How baby brains 'sync up' with those of adults decoded
The study is based on an adult's interaction with 18 children, ranging in age from nine to 15 months
New York : Researchers have conducted the first ever study assessing how baby and adult brains interact during play, and found similarities in their neural activity, an advance that may lead to new understanding of development disorders like autism.
In the study, conducted by Princeton University researchers, baby and adult brain activity rose and fell together as they shared toys and eye contact.
The scientists developed a new dual-brain imaging system which uses an analysis technique called functional near-infrared spectroscopy (fNIRS) to record oxygen levels in the blood as a proxy for neural activity.
Using this setup, the researchers recorded the neural coordination between babies and an adult while they played with toys, sang songs, and read a book.
The study is based on an adult's interaction with 18 children, ranging in age from nine to 15 months.

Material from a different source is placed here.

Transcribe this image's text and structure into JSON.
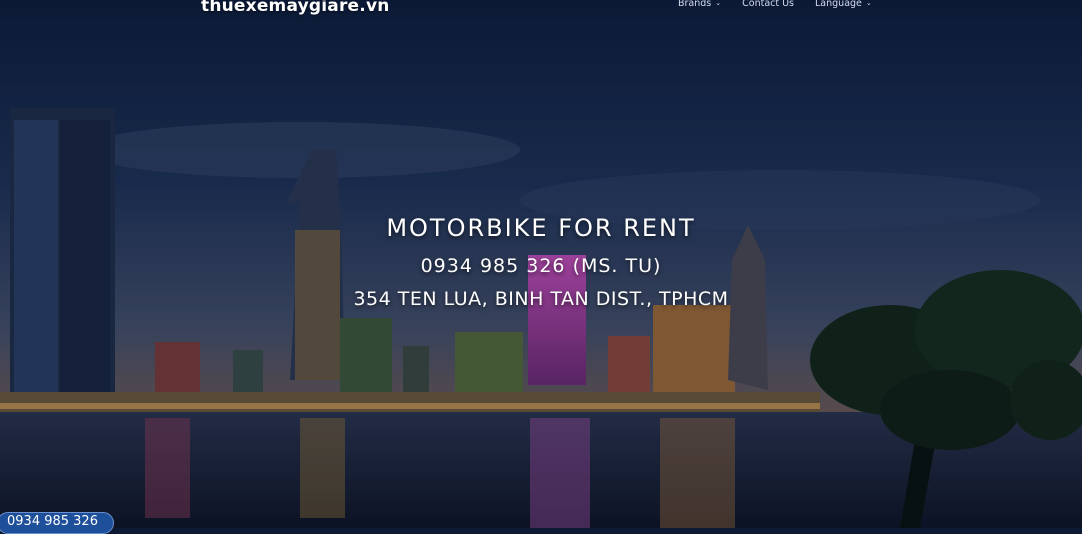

In one part of the experiment, the adult spent five minutes interacting directly with a child -- playing with toys, singing nursery rhymes or reading 'Goodnight Moon' -- while the child sat on their parent's lap.
In the second part, the experimenter turned to the side, and told a story to another adult while the child played quietly with their parent.
The novel caps collected data from 57 channels of the brain which played roles in prediction, language processing, and understanding other people's perspectives.
The findings, published in the journal Psychological Science, revealed that during face-to-face play sessions, the babies' brains were synchronised with the adult's brain in several areas known to be involved in high-level understanding of the world.
This synchronisation may be helping the children decode the overall meaning of a story, or analyse the motives of the adult reading to them, the researchers said.
"We were also surprised to find that the infant brain was often 'leading' the adult brain by a few seconds, suggesting that babies do not just passively receive input, but may guide adults toward the next thing they're going to focus on -- which toy to pick up, which words to say," study co-author Casey Lew-Williams from Princeton University said.
According to the researchers, this two-brain approach to neuroscience may pave the way for further research analysing how coupling with caregivers breaks down in atypical development, such as in children diagnosed with autism.